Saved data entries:

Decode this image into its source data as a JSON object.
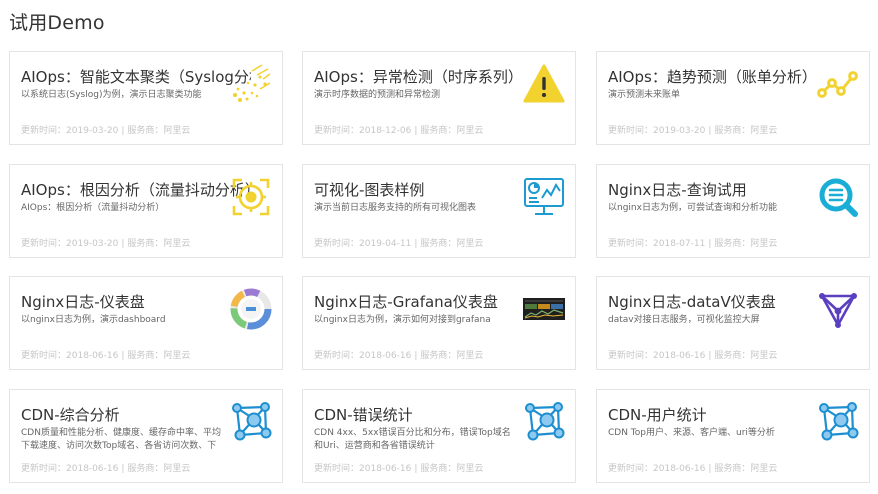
{
  "page": {
    "title": "试用Demo"
  },
  "labels": {
    "updated_prefix": "更新时间：",
    "provider_prefix": "服务商：",
    "separator": "|"
  },
  "cards": [
    {
      "title": "AIOps：智能文本聚类（Syslog分析）",
      "desc": "以系统日志(Syslog)为例，演示日志聚类功能",
      "updated": "2019-03-20",
      "provider": "阿里云",
      "icon": "sparkle-cluster-icon"
    },
    {
      "title": "AIOps：异常检测（时序系列）",
      "desc": "演示时序数据的预测和异常检测",
      "updated": "2018-12-06",
      "provider": "阿里云",
      "icon": "warning-icon"
    },
    {
      "title": "AIOps：趋势预测（账单分析）",
      "desc": "演示预测未来账单",
      "updated": "2019-03-20",
      "provider": "阿里云",
      "icon": "trend-line-icon"
    },
    {
      "title": "AIOps：根因分析（流量抖动分析）",
      "desc": "AIOps：根因分析（流量抖动分析）",
      "updated": "2019-03-20",
      "provider": "阿里云",
      "icon": "target-icon"
    },
    {
      "title": "可视化-图表样例",
      "desc": "演示当前日志服务支持的所有可视化图表",
      "updated": "2019-04-11",
      "provider": "阿里云",
      "icon": "monitor-chart-icon"
    },
    {
      "title": "Nginx日志-查询试用",
      "desc": "以nginx日志为例，可尝试查询和分析功能",
      "updated": "2018-07-11",
      "provider": "阿里云",
      "icon": "search-list-icon"
    },
    {
      "title": "Nginx日志-仪表盘",
      "desc": "以nginx日志为例，演示dashboard",
      "updated": "2018-06-16",
      "provider": "阿里云",
      "icon": "donut-chart-icon"
    },
    {
      "title": "Nginx日志-Grafana仪表盘",
      "desc": "以nginx日志为例，演示如何对接到grafana",
      "updated": "2018-06-16",
      "provider": "阿里云",
      "icon": "grafana-dashboard-icon"
    },
    {
      "title": "Nginx日志-dataV仪表盘",
      "desc": "datav对接日志服务，可视化监控大屏",
      "updated": "2018-06-16",
      "provider": "阿里云",
      "icon": "datav-triangle-icon"
    },
    {
      "title": "CDN-综合分析",
      "desc": "CDN质量和性能分析、健康度、缓存命中率、平均下载速度、访问次数Top域名、各省访问次数、下",
      "updated": "2018-06-16",
      "provider": "阿里云",
      "icon": "network-nodes-icon"
    },
    {
      "title": "CDN-错误统计",
      "desc": "CDN 4xx、5xx错误百分比和分布，错误Top域名和Uri、运营商和各省错误统计",
      "updated": "2018-06-16",
      "provider": "阿里云",
      "icon": "network-nodes-icon"
    },
    {
      "title": "CDN-用户统计",
      "desc": "CDN Top用户、来源、客户端、uri等分析",
      "updated": "2018-06-16",
      "provider": "阿里云",
      "icon": "network-nodes-icon"
    }
  ]
}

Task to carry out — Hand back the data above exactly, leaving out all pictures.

Result of the task —
Decode this image into its source data as a JSON object.
{
  "page": {
    "title": "试用Demo"
  },
  "labels": {
    "updated_prefix": "更新时间：",
    "provider_prefix": "服务商：",
    "separator": "|"
  },
  "cards": [
    {
      "title": "AIOps：智能文本聚类（Syslog分析）",
      "desc": "以系统日志(Syslog)为例，演示日志聚类功能",
      "updated": "2019-03-20",
      "provider": "阿里云",
      "icon": "sparkle-cluster-icon"
    },
    {
      "title": "AIOps：异常检测（时序系列）",
      "desc": "演示时序数据的预测和异常检测",
      "updated": "2018-12-06",
      "provider": "阿里云",
      "icon": "warning-icon"
    },
    {
      "title": "AIOps：趋势预测（账单分析）",
      "desc": "演示预测未来账单",
      "updated": "2019-03-20",
      "provider": "阿里云",
      "icon": "trend-line-icon"
    },
    {
      "title": "AIOps：根因分析（流量抖动分析）",
      "desc": "AIOps：根因分析（流量抖动分析）",
      "updated": "2019-03-20",
      "provider": "阿里云",
      "icon": "target-icon"
    },
    {
      "title": "可视化-图表样例",
      "desc": "演示当前日志服务支持的所有可视化图表",
      "updated": "2019-04-11",
      "provider": "阿里云",
      "icon": "monitor-chart-icon"
    },
    {
      "title": "Nginx日志-查询试用",
      "desc": "以nginx日志为例，可尝试查询和分析功能",
      "updated": "2018-07-11",
      "provider": "阿里云",
      "icon": "search-list-icon"
    },
    {
      "title": "Nginx日志-仪表盘",
      "desc": "以nginx日志为例，演示dashboard",
      "updated": "2018-06-16",
      "provider": "阿里云",
      "icon": "donut-chart-icon"
    },
    {
      "title": "Nginx日志-Grafana仪表盘",
      "desc": "以nginx日志为例，演示如何对接到grafana",
      "updated": "2018-06-16",
      "provider": "阿里云",
      "icon": "grafana-dashboard-icon"
    },
    {
      "title": "Nginx日志-dataV仪表盘",
      "desc": "datav对接日志服务，可视化监控大屏",
      "updated": "2018-06-16",
      "provider": "阿里云",
      "icon": "datav-triangle-icon"
    },
    {
      "title": "CDN-综合分析",
      "desc": "CDN质量和性能分析、健康度、缓存命中率、平均下载速度、访问次数Top域名、各省访问次数、下",
      "updated": "2018-06-16",
      "provider": "阿里云",
      "icon": "network-nodes-icon"
    },
    {
      "title": "CDN-错误统计",
      "desc": "CDN 4xx、5xx错误百分比和分布，错误Top域名和Uri、运营商和各省错误统计",
      "updated": "2018-06-16",
      "provider": "阿里云",
      "icon": "network-nodes-icon"
    },
    {
      "title": "CDN-用户统计",
      "desc": "CDN Top用户、来源、客户端、uri等分析",
      "updated": "2018-06-16",
      "provider": "阿里云",
      "icon": "network-nodes-icon"
    }
  ]
}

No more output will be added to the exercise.